***** INFORMATION GIVEN
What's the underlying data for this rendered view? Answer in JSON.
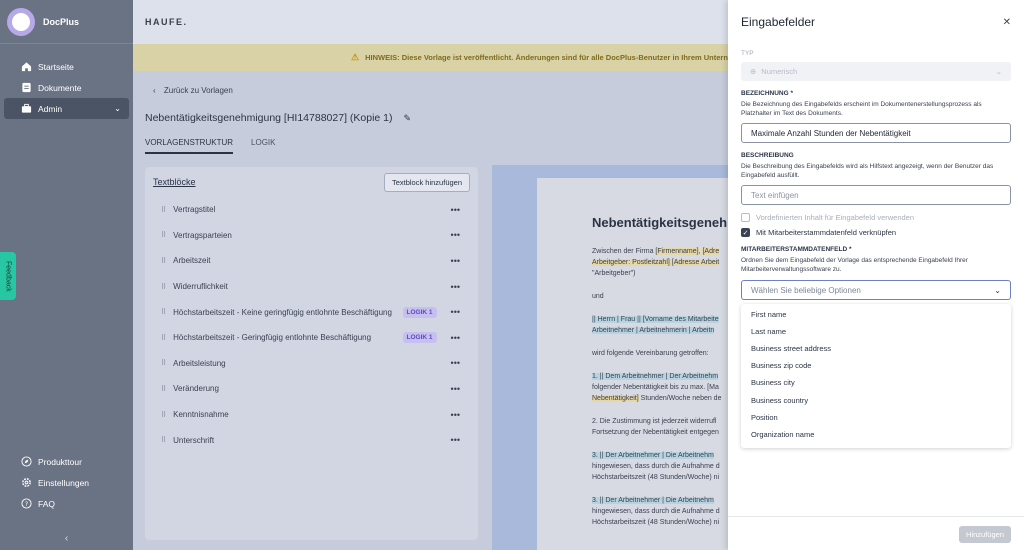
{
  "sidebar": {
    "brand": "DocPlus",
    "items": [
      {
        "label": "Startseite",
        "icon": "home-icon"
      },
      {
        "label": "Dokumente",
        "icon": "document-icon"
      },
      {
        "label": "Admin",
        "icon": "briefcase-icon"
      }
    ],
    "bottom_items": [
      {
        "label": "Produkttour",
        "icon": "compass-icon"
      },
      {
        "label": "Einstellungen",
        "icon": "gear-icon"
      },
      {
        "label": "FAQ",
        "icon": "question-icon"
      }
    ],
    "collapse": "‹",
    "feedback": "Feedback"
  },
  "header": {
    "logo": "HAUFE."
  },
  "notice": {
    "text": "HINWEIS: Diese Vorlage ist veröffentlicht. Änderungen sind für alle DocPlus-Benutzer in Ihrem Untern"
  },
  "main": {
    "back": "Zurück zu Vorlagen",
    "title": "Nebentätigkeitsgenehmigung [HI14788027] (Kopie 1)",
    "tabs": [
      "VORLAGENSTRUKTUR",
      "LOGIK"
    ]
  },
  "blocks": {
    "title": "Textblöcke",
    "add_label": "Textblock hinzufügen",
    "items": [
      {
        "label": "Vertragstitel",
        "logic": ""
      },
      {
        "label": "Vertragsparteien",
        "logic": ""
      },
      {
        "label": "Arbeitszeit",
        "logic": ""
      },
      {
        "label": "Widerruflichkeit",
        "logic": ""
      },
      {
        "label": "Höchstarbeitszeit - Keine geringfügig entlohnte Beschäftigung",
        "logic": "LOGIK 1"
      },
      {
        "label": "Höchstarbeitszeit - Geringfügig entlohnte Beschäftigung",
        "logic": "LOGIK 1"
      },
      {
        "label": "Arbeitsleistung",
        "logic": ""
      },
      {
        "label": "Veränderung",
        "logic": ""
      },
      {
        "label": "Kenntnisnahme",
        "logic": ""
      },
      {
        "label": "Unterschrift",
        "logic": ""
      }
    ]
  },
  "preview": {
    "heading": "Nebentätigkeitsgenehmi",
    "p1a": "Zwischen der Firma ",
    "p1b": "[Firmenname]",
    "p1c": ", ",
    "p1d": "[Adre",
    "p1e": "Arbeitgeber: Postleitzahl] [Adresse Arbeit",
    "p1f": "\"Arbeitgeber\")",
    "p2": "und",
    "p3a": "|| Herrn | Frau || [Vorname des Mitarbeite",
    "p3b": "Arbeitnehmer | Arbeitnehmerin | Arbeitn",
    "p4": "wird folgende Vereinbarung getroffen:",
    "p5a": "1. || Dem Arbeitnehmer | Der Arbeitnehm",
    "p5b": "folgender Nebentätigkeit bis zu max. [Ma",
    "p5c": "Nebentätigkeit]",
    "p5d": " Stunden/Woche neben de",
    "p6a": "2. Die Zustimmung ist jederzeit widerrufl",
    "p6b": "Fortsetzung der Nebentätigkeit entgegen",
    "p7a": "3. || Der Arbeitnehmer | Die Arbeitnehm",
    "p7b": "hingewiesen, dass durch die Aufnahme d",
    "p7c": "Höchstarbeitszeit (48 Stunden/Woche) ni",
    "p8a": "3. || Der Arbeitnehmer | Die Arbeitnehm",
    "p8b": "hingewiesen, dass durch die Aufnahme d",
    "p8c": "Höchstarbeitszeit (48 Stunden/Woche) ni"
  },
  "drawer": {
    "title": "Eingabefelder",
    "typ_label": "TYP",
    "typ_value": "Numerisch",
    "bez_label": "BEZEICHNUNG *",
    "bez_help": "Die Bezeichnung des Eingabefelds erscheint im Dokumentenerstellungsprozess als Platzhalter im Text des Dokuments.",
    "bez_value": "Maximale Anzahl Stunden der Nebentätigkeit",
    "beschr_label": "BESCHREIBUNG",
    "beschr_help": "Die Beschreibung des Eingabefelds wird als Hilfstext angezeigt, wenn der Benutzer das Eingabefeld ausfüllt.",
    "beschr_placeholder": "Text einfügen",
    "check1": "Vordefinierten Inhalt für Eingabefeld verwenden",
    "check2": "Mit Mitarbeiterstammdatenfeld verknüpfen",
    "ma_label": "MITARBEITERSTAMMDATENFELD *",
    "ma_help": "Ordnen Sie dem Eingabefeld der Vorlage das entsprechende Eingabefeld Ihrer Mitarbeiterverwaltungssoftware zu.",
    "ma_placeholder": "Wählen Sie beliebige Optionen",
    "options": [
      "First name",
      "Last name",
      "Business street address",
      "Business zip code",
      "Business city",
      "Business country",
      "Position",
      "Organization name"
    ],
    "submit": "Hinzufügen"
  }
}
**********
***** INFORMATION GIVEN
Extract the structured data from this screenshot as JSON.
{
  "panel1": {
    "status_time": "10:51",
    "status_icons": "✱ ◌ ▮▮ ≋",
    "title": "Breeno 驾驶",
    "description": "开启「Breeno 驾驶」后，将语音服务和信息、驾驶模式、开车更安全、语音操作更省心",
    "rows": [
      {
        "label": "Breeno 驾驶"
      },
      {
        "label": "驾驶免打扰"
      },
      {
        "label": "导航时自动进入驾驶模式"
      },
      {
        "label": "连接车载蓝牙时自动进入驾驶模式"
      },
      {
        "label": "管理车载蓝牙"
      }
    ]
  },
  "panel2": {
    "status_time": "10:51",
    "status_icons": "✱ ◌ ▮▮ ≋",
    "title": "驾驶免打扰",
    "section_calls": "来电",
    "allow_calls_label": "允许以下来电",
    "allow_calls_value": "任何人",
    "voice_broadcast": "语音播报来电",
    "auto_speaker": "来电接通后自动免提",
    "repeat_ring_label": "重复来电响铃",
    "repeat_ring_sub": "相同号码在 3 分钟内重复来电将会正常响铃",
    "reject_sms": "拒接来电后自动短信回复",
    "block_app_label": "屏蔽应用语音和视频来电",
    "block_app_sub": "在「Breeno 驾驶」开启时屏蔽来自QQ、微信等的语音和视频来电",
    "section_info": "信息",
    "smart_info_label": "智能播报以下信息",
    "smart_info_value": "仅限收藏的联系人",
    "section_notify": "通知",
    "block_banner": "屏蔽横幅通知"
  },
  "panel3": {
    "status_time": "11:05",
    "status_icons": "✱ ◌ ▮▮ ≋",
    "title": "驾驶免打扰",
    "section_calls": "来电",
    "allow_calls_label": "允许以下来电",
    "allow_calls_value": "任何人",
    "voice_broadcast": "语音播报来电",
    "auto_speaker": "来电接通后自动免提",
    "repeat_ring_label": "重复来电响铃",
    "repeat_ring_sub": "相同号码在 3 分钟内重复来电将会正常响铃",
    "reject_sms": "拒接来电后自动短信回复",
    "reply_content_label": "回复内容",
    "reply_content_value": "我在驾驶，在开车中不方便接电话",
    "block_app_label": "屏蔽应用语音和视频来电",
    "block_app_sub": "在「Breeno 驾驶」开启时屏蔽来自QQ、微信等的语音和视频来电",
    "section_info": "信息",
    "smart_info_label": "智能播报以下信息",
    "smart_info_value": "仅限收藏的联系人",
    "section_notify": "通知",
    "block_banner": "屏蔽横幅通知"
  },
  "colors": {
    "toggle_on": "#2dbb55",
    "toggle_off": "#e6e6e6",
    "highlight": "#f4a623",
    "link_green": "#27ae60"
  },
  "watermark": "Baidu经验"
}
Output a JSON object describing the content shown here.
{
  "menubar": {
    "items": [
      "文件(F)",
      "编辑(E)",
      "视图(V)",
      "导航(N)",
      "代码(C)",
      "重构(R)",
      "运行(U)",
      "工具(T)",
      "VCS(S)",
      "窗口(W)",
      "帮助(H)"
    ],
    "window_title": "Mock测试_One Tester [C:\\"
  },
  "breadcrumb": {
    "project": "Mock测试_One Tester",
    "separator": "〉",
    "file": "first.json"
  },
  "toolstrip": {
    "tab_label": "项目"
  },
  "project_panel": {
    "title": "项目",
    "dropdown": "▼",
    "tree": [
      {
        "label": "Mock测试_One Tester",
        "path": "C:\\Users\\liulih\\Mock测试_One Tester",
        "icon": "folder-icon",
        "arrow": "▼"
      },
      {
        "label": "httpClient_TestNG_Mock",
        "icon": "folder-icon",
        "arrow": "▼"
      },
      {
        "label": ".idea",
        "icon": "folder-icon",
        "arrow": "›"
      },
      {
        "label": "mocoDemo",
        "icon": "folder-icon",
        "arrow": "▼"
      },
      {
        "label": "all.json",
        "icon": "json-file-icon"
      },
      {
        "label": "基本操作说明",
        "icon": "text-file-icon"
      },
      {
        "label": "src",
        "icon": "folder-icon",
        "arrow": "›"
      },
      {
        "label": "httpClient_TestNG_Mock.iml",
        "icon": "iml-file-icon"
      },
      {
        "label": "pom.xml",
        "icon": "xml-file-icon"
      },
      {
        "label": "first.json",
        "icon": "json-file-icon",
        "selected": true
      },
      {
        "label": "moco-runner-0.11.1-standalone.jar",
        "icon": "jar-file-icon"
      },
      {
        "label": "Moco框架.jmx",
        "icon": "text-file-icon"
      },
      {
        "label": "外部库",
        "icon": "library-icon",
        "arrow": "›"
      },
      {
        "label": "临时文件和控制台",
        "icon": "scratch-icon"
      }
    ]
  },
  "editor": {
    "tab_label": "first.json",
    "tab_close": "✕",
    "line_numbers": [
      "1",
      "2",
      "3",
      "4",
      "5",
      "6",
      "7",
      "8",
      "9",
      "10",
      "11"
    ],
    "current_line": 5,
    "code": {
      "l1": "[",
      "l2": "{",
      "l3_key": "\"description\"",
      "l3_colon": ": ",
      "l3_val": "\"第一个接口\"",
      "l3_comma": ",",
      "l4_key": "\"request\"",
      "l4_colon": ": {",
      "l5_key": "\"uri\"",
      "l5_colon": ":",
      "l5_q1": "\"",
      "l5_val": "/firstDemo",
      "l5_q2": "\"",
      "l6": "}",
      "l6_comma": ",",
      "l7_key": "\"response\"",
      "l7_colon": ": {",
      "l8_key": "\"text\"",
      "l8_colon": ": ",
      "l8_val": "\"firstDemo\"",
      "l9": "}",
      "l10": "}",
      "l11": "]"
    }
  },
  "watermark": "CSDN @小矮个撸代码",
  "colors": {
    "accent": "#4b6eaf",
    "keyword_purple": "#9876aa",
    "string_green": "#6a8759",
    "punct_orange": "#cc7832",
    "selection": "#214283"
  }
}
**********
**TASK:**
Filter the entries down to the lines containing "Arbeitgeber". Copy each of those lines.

**RESPONSE:**
    "p1e": "Arbeitgeber: Postleitzahl] [Adresse Arbeit",
    "p1f": "\"Arbeitgeber\")",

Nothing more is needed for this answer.